Telltale’s Game of Thrones is doing a good job of escalating the stakes with each episode, though despite two attempts they haven’t managed to replicate the shocking impact of the first episodes ending. The climax of episode two felt particularly out of place but it hasn’t harmed the overall story. Episode three teases dramatic twists on every front; Essos, The Wall, Ironrath and Kings Landing. It also does the best job of subverting the expectations I have of a Telltale game, the traditional time slowing, ‘choose who lives’ moment features a nice swerve while the major battle of the third episode offers you several chances to show mercy or dispense justice.
From a technical standpoint Game of Thrones has improved from a rocky start. I didn’t notice any graphics filter or slowdown issues in episode three while the action sequences look more impressive and they even managed to animate a dragon. Hair still clips through shoulders and outfit changes seem beyond the characters of the world, it was strange to see Mira and her fellow handmaiden dressed for the royal wedding in the same outfits they wore when writing the invitations. Also by episode three the ‘what did others choose?’ screen finally started appearing on the Xbox One, a feature I didn’t think I would miss until it was gone.
While I still notice the “game” aspects of Game of Thrones, trying to pick where choices may or may not matter, I’m increasingly being drawn in to the world and the story in a way I haven’t since the first season of The Walking Dead. The technical deficiences are less of an issue and Telltale are doing enough with their formula to keep things interesting. Fans of the TV show should really jump in and those who have enjoyed recent Telltale games will find a lot to like here.
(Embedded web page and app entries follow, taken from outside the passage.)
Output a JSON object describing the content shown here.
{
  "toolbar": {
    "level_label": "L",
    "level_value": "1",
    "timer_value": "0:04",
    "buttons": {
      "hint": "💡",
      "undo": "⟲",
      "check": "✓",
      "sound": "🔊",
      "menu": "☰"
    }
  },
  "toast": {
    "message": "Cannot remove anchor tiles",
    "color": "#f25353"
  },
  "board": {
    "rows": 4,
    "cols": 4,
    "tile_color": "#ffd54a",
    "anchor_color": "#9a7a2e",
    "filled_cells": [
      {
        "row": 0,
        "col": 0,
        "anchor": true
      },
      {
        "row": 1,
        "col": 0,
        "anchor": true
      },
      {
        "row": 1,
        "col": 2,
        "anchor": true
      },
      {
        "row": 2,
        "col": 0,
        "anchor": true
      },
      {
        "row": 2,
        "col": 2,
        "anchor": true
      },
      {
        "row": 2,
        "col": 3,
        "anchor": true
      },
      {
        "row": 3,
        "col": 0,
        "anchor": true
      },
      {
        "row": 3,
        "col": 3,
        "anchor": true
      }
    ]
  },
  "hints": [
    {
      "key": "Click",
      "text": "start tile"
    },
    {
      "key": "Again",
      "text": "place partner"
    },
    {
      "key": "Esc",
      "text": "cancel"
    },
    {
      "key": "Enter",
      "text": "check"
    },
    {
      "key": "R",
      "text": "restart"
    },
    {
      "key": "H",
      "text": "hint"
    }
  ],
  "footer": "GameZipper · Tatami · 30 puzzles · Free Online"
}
Episodes come out every six weeks and the game meets the standards of A Song of Ice and Fire in just about every way.
I can’t wait to see how it turns out.